Nice 'n' Naughty
 

 Control Freaks

 2017: Jan-March



  Monopolists vs the European people...

Hollywood film studios to fight against proposed EU licensing laws allowing people to access services like iPlayer in any EU country


Nice n Naughty
Link Here 16th February 2017
MPAA logoThe Motion Picture Association of America will stand cheek by jowl with those European film and TV industries fighting to preserve territorial licensing monopolies in Europe.

In an interview with Variety, MPAA chairman Christopher Dodd said he would be playing a supportive role in the European industry's efforts to air its objections to a proposal for borderless access in Europe to movies and TV online. The chief concern appears to be the European Commission's wish to extend the so-called country of origin principle to cover digital services, meaning that E.U. broadcasters could carry their online programming in other countries if they have cleared the rights in their own home country.

Although rights-holders would be allowed to opt out of such arrangements and retain their rights in other E.U. countries, entertainment execs fear that most European producers won't have the bargaining power to insist on that in their negotiations with the big broadcasters they rely on to finance their work.

Opposition to the commission's proposal for pan-EU digital licensing of broadcaster programming is led by France and Germany. France's Ministry of Culture had openly expressed its opposition. The upper house of Germany's parliament has also expressed concern over whether the commission sufficiently takes into account rights-holders' interests.

 

  Virtually no borders...

The EU takes a rare break from generating crap laws and firms up on proposals to require video streaming services to be available to all of the EU


Nice n Naughty
Link Here 8th February 2017
european commission logoThe European Union agreed Tuesday on new rules allowing subscribers of online services in one E.U. country access to them while traveling in another.

The new portability ruling is the first step of regulation under a drive by the European Commission to introduce a single digital market in Europe.

Announced in May 2015, the proposed Digital Single Market was met with full-throated opposition from Hollywood and Europe's movie and TV industry, which viewed it as a threat to its territory-by-territory licensing of movies and TV shows.

The European Commission, the European Parliament and the E.U.'s Council of Ministers all agreed to new laws which will allow consumers to fully use their online subscriptions to films, sports events, e-books, video games or music services when traveling within the E.U.

The online service providers will have nine months to adapt to the new rules, which means will come into force by the beginning of 2018.

 

  Freedom from licensing...

US lawmakers re-introduce bill to restore people's rights to sell their own devices


Link Here 8th February 2017

US SenateRepresentatives Blake Farenthold and Jared Polis just re-introduced their You Own Devices Act (YODA), a bill that aims to help you reclaim some of your ownership rights in the software-enabled devices you buy.

We first wrote about YODA when it was originally introduced back in 2014 . The bill would go a ways toward curbing abusive End User License Agreements (EULAs) by making sure companies can't use restrictions on the software within your device to keep you from selling, leasing, or giving away the device when you're done with it by. The bill would override EULAs that purport to limit your ability to transfer ownership of the device (and its software) and would make sure that whoever ends up with your device has the same access to security and bug fixes that you would have had.

Making sure that you can sell and transfer your old devices isn't just good for you -- it's good for everyone else as well.

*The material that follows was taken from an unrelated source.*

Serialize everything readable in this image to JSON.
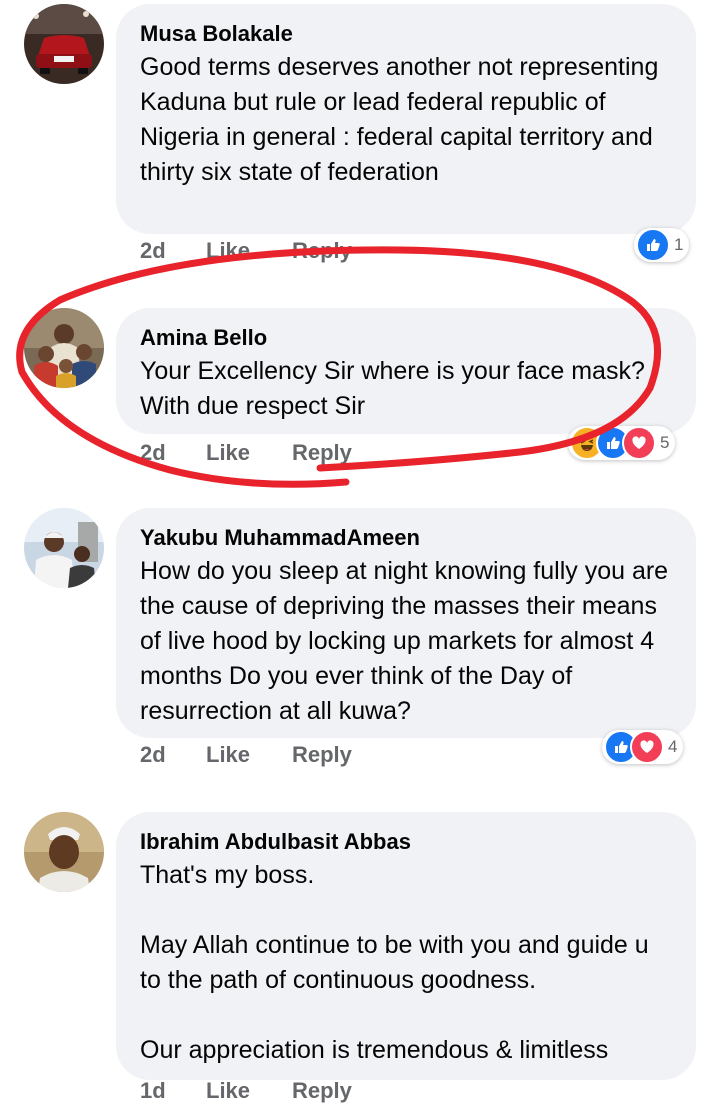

Resale markets for consumer products help improve access to affordable technology and provide a valuable resource for innovators [PDF].

 

 Offsite Article: Six Strikes struck down...


Link Here 29th January 2017  full story: Bandwidth Throttling...Hollywood ask US ISPs to block file sharing
copyright alert system logo The six-strikes Copyright Alert System is no more. In a brief announcement, MPAA, RIAA, and several major US ISPs said that the effort to educate online pirates has stopped. It's unclear why.

See article from torrentfreak.com

 

 Offsite Article: Copyright trolls are out of control in Finland...


Link Here 28th January 2017
Finland flag Finnish Government Investigates as Tens of Thousands Face Piracy 'Fines'

See article from torrentfreak.com

 

 Offsite Article: A less than perfect score of 0/10...


Link Here 25th January 2017
giganews logo Usenet company Giganews successfully calls the bluff of copyright troll Perfect 10

See article from torrentfreak.com

 

 Offsite Article: Geo-lock Picking...


Link Here 21st January 2017
netflix logo A year on since Netflix took action against subscribers using VPNs, TorrentFreak takes a look at the current possibilities of subscribing to better catalogues in other territories

See article from torrentfreak.com